*** Opening of RECORDS ***

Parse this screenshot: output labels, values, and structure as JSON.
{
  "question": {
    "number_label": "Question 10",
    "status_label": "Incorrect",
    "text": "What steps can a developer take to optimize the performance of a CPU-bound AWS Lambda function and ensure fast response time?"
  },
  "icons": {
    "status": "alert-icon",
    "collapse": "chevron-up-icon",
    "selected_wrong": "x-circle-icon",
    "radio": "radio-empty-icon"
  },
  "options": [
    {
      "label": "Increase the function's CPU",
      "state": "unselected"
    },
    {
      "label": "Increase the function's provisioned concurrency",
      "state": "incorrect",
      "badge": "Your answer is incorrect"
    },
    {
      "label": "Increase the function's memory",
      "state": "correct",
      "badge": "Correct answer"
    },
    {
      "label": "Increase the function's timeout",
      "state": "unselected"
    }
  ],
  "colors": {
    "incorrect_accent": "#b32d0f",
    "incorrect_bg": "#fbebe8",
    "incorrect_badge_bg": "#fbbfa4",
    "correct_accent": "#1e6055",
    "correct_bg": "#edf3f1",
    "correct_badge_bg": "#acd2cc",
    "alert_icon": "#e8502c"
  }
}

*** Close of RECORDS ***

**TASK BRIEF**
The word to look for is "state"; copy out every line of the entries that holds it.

**TASK RESPONSE**
      "state": "unselected"
      "state": "incorrect",
      "state": "correct",
      "state": "unselected"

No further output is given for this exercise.